One of the easiest ways to find a great savings account is to look online. Online banks often provide much better APYs than physical banks and are more likely to offer special high-interest savings accounts. These accounts may have withdrawal limits, but they can provide an enormous return on your investment.
However, you should judge your bank by more than just its APY. It’s important to consider all of a bank’s features, including whether or not it offers online banking, debit cards and other means of managing and withdrawing your money. You should also make sure that savings accounts are FDIC-insured, as this guarantees that if your bank fails, you’ll still be able to withdraw your money.
Most online banking institutions are insured by the FDIC, but many have limited online account management features. Try to choose a bank that will make it easy to access your money. If you’re looking for other features such as automatic deposits or if you’re interested in setting up a checking account along with your savings account, it’s a good idea to investigate how the bank’s other services work before deciding to open an account.
By taking a few minutes to
savings accounts, you can ensure that you’re getting the highest possible APY and reliable account management features that will make it easier to grow your balance.

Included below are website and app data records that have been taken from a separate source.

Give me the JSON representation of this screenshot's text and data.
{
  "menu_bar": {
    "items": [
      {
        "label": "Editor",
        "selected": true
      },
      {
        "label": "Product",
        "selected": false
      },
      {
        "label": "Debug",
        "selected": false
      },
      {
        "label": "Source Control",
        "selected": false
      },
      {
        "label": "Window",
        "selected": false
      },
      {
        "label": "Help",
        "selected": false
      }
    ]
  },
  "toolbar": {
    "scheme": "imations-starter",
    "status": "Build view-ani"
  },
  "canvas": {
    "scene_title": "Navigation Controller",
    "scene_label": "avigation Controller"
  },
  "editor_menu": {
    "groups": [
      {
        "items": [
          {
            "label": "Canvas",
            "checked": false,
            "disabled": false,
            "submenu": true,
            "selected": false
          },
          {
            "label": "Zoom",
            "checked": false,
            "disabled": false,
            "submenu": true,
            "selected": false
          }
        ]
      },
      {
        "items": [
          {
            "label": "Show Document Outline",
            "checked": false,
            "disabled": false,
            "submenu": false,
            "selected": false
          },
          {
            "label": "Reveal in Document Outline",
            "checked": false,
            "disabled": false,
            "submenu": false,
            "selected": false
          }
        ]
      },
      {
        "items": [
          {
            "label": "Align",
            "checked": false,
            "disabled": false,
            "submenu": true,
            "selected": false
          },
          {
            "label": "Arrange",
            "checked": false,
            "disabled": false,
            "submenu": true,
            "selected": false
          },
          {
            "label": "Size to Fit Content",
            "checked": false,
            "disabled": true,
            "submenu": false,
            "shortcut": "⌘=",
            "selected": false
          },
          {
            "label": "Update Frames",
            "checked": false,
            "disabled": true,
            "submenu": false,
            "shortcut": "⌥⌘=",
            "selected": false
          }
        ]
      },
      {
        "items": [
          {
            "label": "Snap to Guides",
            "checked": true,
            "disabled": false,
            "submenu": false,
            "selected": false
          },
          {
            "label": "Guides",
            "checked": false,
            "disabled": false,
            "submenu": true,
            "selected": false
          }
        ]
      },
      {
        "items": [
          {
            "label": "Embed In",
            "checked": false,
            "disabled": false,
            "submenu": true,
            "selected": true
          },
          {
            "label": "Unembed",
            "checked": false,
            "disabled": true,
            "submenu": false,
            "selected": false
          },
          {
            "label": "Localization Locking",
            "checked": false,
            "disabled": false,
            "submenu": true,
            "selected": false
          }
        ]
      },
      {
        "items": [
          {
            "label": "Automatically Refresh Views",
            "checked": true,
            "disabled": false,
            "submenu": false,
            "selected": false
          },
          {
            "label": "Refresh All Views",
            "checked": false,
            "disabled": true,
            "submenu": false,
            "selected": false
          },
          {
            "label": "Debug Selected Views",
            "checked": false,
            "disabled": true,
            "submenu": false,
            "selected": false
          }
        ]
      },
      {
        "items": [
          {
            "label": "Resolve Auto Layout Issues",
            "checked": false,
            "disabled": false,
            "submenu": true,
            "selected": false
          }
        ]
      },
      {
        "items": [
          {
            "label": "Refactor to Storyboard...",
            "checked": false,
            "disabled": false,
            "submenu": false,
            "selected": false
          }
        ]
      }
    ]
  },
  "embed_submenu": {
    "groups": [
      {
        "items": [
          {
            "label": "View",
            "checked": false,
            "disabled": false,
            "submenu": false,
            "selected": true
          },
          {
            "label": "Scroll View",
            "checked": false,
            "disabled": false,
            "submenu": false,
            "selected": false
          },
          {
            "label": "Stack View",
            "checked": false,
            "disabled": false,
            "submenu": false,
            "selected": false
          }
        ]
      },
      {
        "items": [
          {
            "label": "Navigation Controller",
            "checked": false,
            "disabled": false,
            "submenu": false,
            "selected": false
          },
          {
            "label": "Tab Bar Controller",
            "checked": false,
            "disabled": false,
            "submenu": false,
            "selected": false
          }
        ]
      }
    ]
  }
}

Once you’ve opened your account, be sure to make regular deposits and try not to withdraw money, as this will allow compound interest to work in your favor. A savings account can be a powerful tool for financial planning, especially when you research your decision before opening an account.
Jess Hall is a personal finance writer located out of Jersey City. She likes to share with others how she manages to achieve a financially fit lifestyle. Her latest articles discuss tips if you want to compare different savings accounts online. Other articles that she likes to read include https://www.aurorabankfsb.com/articles/banking-articles/key-attributes-look-when-you-compare-savings-accounts